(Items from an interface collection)
———
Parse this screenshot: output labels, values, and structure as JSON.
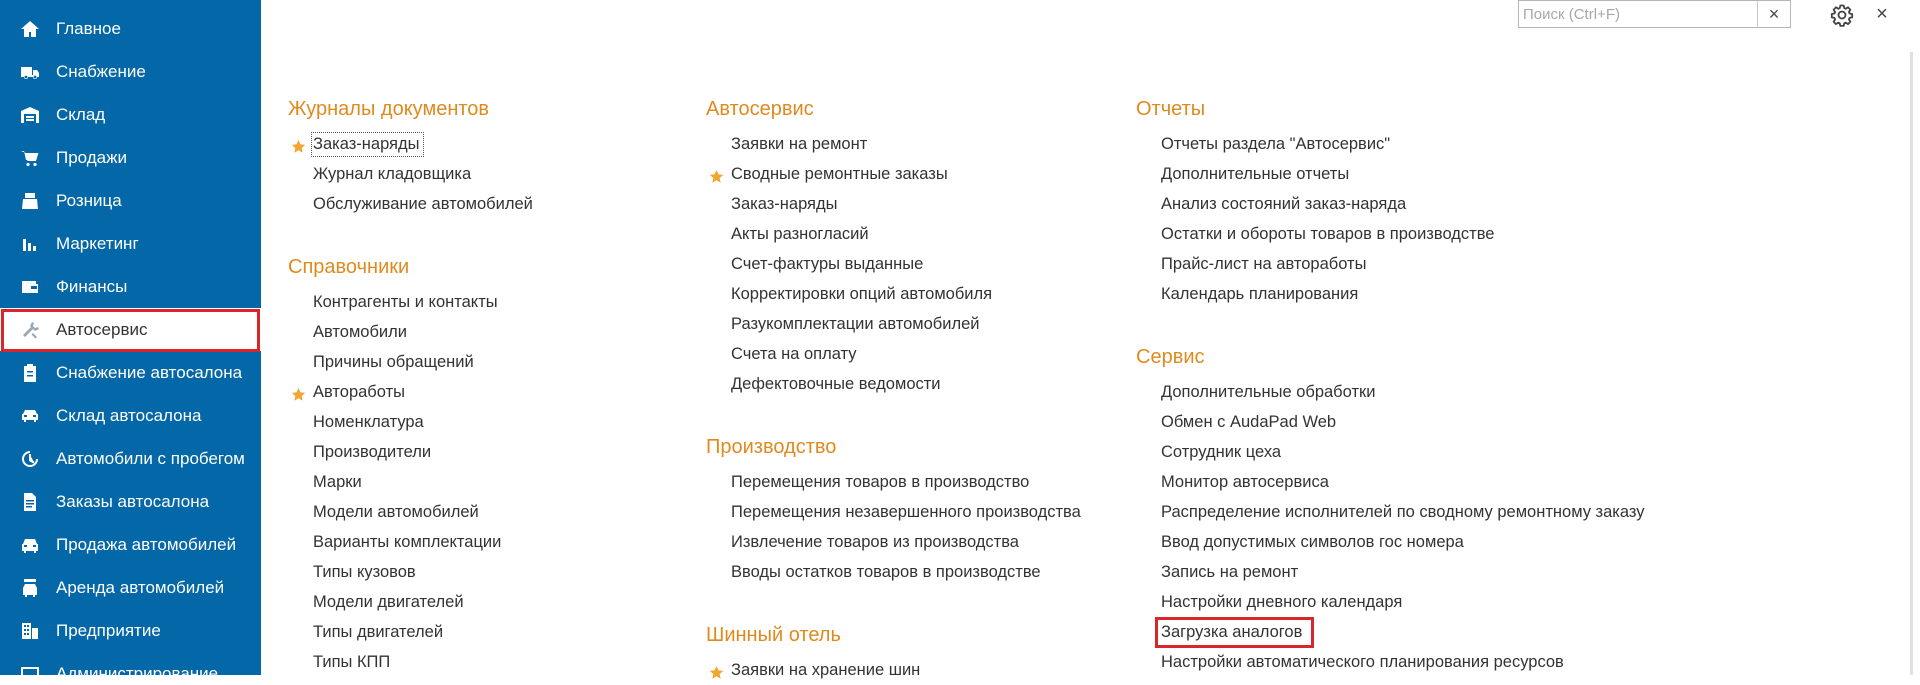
{
  "sidebar": {
    "items": [
      {
        "label": "Главное",
        "icon": "home-icon"
      },
      {
        "label": "Снабжение",
        "icon": "truck-icon"
      },
      {
        "label": "Склад",
        "icon": "warehouse-icon"
      },
      {
        "label": "Продажи",
        "icon": "cart-icon"
      },
      {
        "label": "Розница",
        "icon": "register-icon"
      },
      {
        "label": "Маркетинг",
        "icon": "bar-chart-icon"
      },
      {
        "label": "Финансы",
        "icon": "wallet-icon"
      },
      {
        "label": "Автосервис",
        "icon": "tools-icon",
        "active": true
      },
      {
        "label": "Снабжение автосалона",
        "icon": "clipboard-icon"
      },
      {
        "label": "Склад автосалона",
        "icon": "car-garage-icon"
      },
      {
        "label": "Автомобили с пробегом",
        "icon": "odometer-icon"
      },
      {
        "label": "Заказы автосалона",
        "icon": "document-icon"
      },
      {
        "label": "Продажа автомобилей",
        "icon": "car-icon"
      },
      {
        "label": "Аренда автомобилей",
        "icon": "car-key-icon"
      },
      {
        "label": "Предприятие",
        "icon": "building-icon"
      },
      {
        "label": "Администрирование",
        "icon": "monitor-icon"
      }
    ]
  },
  "toolbar": {
    "search_placeholder": "Поиск (Ctrl+F)",
    "search_value": "",
    "clear_label": "×",
    "close_label": "×"
  },
  "colors": {
    "sidebar_bg": "#0467a8",
    "section_title": "#e08a1e",
    "highlight_frame": "#d9262b",
    "star": "#f2a531"
  },
  "columns": [
    {
      "sections": [
        {
          "title": "Журналы документов",
          "items": [
            {
              "label": "Заказ-наряды",
              "starred": true,
              "focused": true
            },
            {
              "label": "Журнал кладовщика"
            },
            {
              "label": "Обслуживание автомобилей"
            }
          ]
        },
        {
          "title": "Справочники",
          "items": [
            {
              "label": "Контрагенты и контакты"
            },
            {
              "label": "Автомобили"
            },
            {
              "label": "Причины обращений"
            },
            {
              "label": "Автоработы",
              "starred": true
            },
            {
              "label": "Номенклатура"
            },
            {
              "label": "Производители"
            },
            {
              "label": "Марки"
            },
            {
              "label": "Модели автомобилей"
            },
            {
              "label": "Варианты комплектации"
            },
            {
              "label": "Типы кузовов"
            },
            {
              "label": "Модели двигателей"
            },
            {
              "label": "Типы двигателей"
            },
            {
              "label": "Типы КПП"
            }
          ]
        }
      ]
    },
    {
      "sections": [
        {
          "title": "Автосервис",
          "items": [
            {
              "label": "Заявки на ремонт"
            },
            {
              "label": "Сводные ремонтные заказы",
              "starred": true
            },
            {
              "label": "Заказ-наряды"
            },
            {
              "label": "Акты разногласий"
            },
            {
              "label": "Счет-фактуры выданные"
            },
            {
              "label": "Корректировки опций автомобиля"
            },
            {
              "label": "Разукомплектации автомобилей"
            },
            {
              "label": "Счета на оплату"
            },
            {
              "label": "Дефектовочные ведомости"
            }
          ]
        },
        {
          "title": "Производство",
          "items": [
            {
              "label": "Перемещения товаров в производство"
            },
            {
              "label": "Перемещения незавершенного производства"
            },
            {
              "label": "Извлечение товаров из производства"
            },
            {
              "label": "Вводы остатков товаров в производстве"
            }
          ]
        },
        {
          "title": "Шинный отель",
          "items": [
            {
              "label": "Заявки на хранение шин",
              "starred": true
            }
          ]
        }
      ]
    },
    {
      "sections": [
        {
          "title": "Отчеты",
          "items": [
            {
              "label": "Отчеты раздела \"Автосервис\""
            },
            {
              "label": "Дополнительные отчеты"
            },
            {
              "label": "Анализ состояний заказ-наряда"
            },
            {
              "label": "Остатки и обороты товаров в производстве"
            },
            {
              "label": "Прайс-лист на автоработы"
            },
            {
              "label": "Календарь планирования"
            }
          ]
        },
        {
          "title": "Сервис",
          "items": [
            {
              "label": "Дополнительные обработки"
            },
            {
              "label": "Обмен с AudaPad Web"
            },
            {
              "label": "Сотрудник цеха"
            },
            {
              "label": "Монитор автосервиса"
            },
            {
              "label": "Распределение исполнителей по сводному ремонтному заказу"
            },
            {
              "label": "Ввод допустимых символов гос номера"
            },
            {
              "label": "Запись на ремонт"
            },
            {
              "label": "Настройки дневного календаря"
            },
            {
              "label": "Загрузка аналогов",
              "highlighted": true
            },
            {
              "label": "Настройки автоматического планирования ресурсов"
            }
          ]
        }
      ]
    }
  ]
}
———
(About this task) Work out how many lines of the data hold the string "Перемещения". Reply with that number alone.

(Result for this task) 2